DIRECTIONS — Which lines of the records hold the string "value"? Report only how many of them there are.

Records contained in a dataset
BEGIN
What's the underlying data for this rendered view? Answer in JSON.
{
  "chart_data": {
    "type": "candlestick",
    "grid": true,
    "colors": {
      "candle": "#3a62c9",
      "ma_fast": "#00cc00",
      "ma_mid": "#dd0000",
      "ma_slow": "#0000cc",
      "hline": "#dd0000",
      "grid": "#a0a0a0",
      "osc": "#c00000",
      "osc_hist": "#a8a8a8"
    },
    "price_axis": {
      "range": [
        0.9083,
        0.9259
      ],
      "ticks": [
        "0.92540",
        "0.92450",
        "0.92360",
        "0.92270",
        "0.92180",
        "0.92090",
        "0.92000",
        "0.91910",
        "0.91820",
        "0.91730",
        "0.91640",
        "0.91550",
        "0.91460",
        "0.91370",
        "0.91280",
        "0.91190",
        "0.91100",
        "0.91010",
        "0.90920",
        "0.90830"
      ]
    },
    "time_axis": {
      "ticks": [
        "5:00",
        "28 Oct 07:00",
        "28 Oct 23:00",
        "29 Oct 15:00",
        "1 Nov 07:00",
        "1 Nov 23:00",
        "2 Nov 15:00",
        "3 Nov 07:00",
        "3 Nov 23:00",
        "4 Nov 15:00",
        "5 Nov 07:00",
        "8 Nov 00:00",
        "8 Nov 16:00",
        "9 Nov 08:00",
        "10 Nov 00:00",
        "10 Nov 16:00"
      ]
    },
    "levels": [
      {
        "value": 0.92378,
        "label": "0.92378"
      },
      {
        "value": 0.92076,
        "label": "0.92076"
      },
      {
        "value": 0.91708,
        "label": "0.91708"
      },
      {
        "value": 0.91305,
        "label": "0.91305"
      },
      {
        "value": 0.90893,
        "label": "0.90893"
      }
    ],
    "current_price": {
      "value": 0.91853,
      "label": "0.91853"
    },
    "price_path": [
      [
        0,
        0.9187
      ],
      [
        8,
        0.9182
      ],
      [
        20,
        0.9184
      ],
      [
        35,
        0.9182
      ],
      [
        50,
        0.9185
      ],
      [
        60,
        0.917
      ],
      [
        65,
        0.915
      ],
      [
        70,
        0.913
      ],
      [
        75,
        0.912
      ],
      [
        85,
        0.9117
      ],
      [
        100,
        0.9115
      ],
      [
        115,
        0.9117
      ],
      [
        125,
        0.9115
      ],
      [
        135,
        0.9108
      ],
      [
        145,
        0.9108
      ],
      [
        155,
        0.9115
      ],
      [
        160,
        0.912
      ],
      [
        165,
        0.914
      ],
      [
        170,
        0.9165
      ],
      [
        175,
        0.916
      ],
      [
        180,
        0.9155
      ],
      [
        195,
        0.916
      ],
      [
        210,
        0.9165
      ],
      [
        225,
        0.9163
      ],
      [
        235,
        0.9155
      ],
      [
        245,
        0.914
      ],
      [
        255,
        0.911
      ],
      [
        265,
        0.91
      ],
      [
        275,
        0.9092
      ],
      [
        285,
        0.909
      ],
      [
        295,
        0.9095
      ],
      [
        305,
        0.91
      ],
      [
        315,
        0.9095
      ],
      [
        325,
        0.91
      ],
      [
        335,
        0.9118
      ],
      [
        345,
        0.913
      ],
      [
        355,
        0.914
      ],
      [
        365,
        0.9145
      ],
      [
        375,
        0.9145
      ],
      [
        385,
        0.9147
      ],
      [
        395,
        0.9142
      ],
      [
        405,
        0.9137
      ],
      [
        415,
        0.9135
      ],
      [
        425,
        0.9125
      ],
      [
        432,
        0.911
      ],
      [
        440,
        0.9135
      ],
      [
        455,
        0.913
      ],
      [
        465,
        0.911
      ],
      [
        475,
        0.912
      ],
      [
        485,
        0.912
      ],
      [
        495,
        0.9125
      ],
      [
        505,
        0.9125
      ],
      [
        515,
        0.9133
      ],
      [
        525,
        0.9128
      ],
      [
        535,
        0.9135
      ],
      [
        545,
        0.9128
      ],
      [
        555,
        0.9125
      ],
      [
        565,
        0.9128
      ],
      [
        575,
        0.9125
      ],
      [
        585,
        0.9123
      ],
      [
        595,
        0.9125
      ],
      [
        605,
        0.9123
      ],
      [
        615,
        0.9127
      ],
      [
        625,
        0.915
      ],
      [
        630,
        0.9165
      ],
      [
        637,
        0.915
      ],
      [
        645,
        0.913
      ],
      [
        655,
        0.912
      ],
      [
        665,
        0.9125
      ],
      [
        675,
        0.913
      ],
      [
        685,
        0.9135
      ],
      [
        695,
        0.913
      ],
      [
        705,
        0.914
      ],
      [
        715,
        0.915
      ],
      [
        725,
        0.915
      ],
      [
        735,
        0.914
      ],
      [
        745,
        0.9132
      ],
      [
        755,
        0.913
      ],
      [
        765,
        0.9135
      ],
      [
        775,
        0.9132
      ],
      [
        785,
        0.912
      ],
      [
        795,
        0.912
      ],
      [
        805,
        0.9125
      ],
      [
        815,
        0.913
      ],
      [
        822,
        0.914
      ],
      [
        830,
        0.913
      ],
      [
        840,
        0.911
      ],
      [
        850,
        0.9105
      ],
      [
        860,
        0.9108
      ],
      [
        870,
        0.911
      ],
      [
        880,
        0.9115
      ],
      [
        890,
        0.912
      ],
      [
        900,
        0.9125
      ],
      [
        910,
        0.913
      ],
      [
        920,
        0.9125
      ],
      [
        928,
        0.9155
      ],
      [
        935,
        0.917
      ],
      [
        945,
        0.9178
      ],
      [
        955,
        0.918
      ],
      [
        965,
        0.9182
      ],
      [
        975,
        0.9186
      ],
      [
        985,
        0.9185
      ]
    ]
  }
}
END
ANSWER TO THIS EXERCISE — 6